“You’re not creative. You’re smart.”

Please note: Being awarded with the descriptor “smart” is never a bad thing. “Smart” has been a talisman, the shield and sword that I carried with me through the hormones of middle school and fast cars of high school and the overseas trips in college and the altogether questionable establishments here there and yonder I found myself in post college.

But “smart” can be a straight jacket. In my small-town, limited experience vocabulary of a life it was. Smart wasn’t charismatic or funny or passionate. Smart didn’t have a good eye for design or a sense of style. Smart didn’t meet eyes with someone who was the son of a Senator unless she had already had two martinis because smart wasn’t enough and they don’t teach flirting in books. 

Funny how the the fictions that we carry around in our heads fossilize into the truths we lug around with us as we continue to grow.


Post script number one:

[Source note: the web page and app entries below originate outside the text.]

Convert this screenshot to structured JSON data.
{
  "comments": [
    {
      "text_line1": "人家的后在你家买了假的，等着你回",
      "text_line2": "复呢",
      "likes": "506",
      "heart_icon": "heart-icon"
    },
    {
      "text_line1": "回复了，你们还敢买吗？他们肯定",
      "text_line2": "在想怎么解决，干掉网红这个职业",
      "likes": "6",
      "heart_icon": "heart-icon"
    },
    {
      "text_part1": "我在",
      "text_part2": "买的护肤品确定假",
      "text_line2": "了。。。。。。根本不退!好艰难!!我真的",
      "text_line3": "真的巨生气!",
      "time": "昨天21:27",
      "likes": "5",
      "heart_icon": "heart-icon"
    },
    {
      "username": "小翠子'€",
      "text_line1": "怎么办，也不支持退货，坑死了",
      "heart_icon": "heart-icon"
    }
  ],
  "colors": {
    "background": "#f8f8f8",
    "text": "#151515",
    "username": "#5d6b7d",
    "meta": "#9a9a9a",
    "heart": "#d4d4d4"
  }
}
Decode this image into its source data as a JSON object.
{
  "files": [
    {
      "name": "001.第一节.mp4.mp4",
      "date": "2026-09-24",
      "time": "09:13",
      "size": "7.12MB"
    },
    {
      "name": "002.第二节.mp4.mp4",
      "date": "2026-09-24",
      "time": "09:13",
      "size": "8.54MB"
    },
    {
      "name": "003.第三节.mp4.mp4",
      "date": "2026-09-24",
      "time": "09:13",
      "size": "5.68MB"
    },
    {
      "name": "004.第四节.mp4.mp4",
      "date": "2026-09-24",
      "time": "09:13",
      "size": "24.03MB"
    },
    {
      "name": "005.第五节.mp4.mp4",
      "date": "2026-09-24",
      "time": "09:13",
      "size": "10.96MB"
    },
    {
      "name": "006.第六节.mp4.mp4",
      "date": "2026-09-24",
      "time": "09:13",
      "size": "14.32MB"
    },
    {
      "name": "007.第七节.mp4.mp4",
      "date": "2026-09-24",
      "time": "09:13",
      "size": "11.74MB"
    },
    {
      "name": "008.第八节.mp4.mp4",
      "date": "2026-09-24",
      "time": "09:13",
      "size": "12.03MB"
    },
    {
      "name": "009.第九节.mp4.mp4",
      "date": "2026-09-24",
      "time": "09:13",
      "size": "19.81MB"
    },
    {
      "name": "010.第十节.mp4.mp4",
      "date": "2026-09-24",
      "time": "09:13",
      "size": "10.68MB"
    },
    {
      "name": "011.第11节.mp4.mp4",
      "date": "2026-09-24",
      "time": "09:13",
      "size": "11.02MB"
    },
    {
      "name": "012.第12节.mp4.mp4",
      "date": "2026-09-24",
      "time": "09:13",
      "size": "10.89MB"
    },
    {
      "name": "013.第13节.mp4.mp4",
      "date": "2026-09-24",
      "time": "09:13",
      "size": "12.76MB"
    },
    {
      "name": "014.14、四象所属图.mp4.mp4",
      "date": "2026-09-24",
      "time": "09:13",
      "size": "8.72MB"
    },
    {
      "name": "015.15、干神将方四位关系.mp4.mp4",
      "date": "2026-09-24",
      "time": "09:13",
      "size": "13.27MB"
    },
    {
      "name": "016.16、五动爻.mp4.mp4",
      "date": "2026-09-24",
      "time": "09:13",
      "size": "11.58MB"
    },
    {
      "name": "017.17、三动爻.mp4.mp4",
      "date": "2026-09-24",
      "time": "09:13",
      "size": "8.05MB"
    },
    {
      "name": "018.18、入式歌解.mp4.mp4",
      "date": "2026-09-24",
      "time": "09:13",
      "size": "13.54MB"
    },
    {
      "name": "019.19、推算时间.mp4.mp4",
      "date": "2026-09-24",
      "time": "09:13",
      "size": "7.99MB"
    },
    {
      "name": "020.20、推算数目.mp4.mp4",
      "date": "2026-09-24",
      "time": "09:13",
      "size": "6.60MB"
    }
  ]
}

Joel never noticed me {though I do have a funny story about him and Willy Nelson} but I did eventually get to go to a slumber party at Meredith’s house and a swimming party at Jessica’s so, I’m officially declaring my sneaky ploy for social acceptance a win.

Post scrip number two:

I just remembered that Mrs. Pilkington follows me on Instagram and I need to tell you that other than learning about all the state symbols we also learned how to count to ten in French and I have always felt the tiniest bit fancy ever since because of that. Also- I was convinced in 1992 that she was more beautiful and kind than a Disney princes.

I had such a good childhood y’all.

Post scrip number three :

Hat tip to @lbmartin who is a storyteller in her own right and who’s sweet mama was the one in my memory who convinced the other teacher to give me a chance.


Inspired by Jennifer Cooper and Meanie Biehle, I want to start sharing more stories. I’m aiming for sharing one a week until I have shared fifty. The math tells me I should be done around this time next year. Reality tells me to not hold so tight to inconsequential deadlines. However. I want to push myself to share because I think we learn more about our own stories when we see ourselves reflected in those of others.